Courtesy of the Missouri Bar, here are a few legal words and their definitions regarding criminal law that you should be familiar with:
Bond – A promise to appear in court, which often includes a guarantee of money, and which is required for a person who has been arrested to get out of jail while waiting for a trial (sometimes called bail or a bail bond).
Charge – The formal statement that details what the arrested person is accused of doing. A charge may be brought: by an information, which is a sworn statement filed in court by a prosecutor; or by an indictment, which is filed by a grand jury.
Defendant – The person who is accused of committing a crime.
Evidence – Anything that can be used in court to show what is true and what is not.
Information and Indictment – The two types of documents that may be used to state the charge or charges against the defendant.
Guilty – Found, by either a judge or jury, to have committed the crime charged.
Grand Jury – Twelve citizens chosen from the community who hear evidence presented by the prosecutor and then decide whether the person arrested should be held for a trial. Grand jury meetings are held in private and are not open to the public or to a potential defendant.
(Petit) Jury – Twelve citizens chosen from the community who are asked questions to determine if they can be fair, who hear the evidence in a trial and decide what is true and whether the defendant is guilty or not guilty.
Not Guilty – The verdict required if the prosecution does not prove guilt beyond a reasonable doubt.
Preliminary Hearing – A court proceeding where a judge hears evidence to decide if the person arrested should be held for trial. This is an alternative to a grand jury.
Probation – An alternative to time in prison or jail. Conditions can be set by the judge, and may be supervised by a probation officer. Violation of conditions may result in revocation of probation and imposition of time in prison or jail.

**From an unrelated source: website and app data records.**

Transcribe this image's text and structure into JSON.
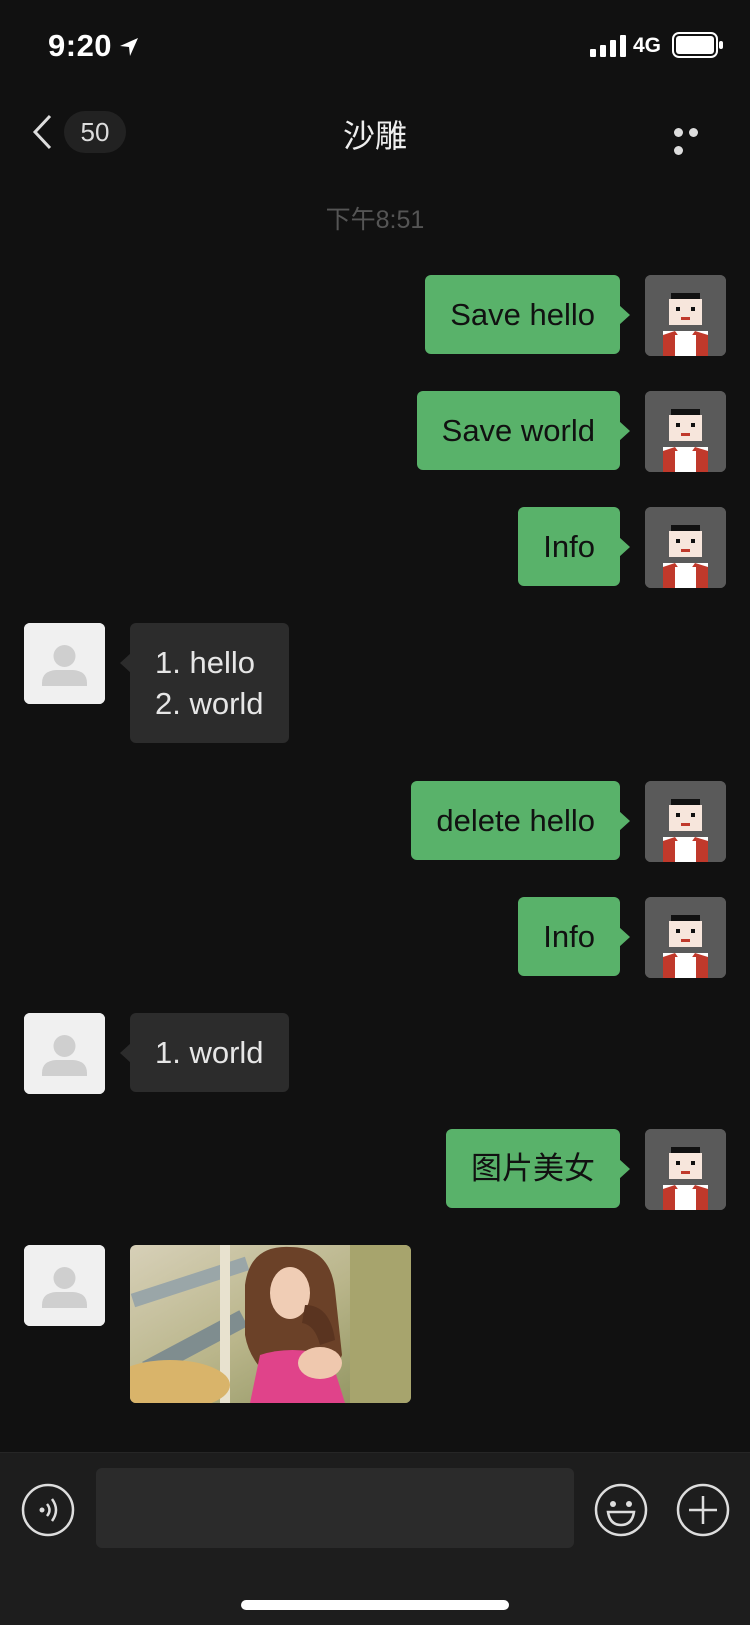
{
  "status_bar": {
    "time": "9:20",
    "network": "4G"
  },
  "nav": {
    "unread_count": "50",
    "title": "沙雕"
  },
  "chat": {
    "timestamp": "下午8:51",
    "messages": [
      {
        "sender": "self",
        "lines": [
          "Save hello"
        ]
      },
      {
        "sender": "self",
        "lines": [
          "Save world"
        ]
      },
      {
        "sender": "self",
        "lines": [
          "Info"
        ]
      },
      {
        "sender": "other",
        "lines": [
          "1. hello",
          "2. world"
        ]
      },
      {
        "sender": "self",
        "lines": [
          "delete hello"
        ]
      },
      {
        "sender": "self",
        "lines": [
          "Info"
        ]
      },
      {
        "sender": "other",
        "lines": [
          "1. world"
        ]
      },
      {
        "sender": "self",
        "lines": [
          "图片美女"
        ]
      },
      {
        "sender": "other",
        "type": "image",
        "content": "photo"
      }
    ]
  },
  "input_bar": {
    "text_value": ""
  },
  "icons": {
    "back": "chevron-left-icon",
    "more": "more-icon",
    "voice": "voice-icon",
    "emoji": "emoji-icon",
    "plus": "plus-icon",
    "self_avatar": "pixel-avatar",
    "other_avatar": "default-avatar"
  },
  "colors": {
    "background": "#111111",
    "self_bubble": "#59b26a",
    "other_bubble": "#2c2c2c"
  }
}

Prosecutor – The lawyer for the government, either state or federal.
Sentence – The length of time in prison, in jail or on probation that is ordered by the judge. In some cases, the sentence is set by the jury. For some crimes, the sentence can be a fine instead of time in jail.
Voir Dire – The process of questioning potential jurors to determine if they can be fair.
Waive – To voluntarily give up a right.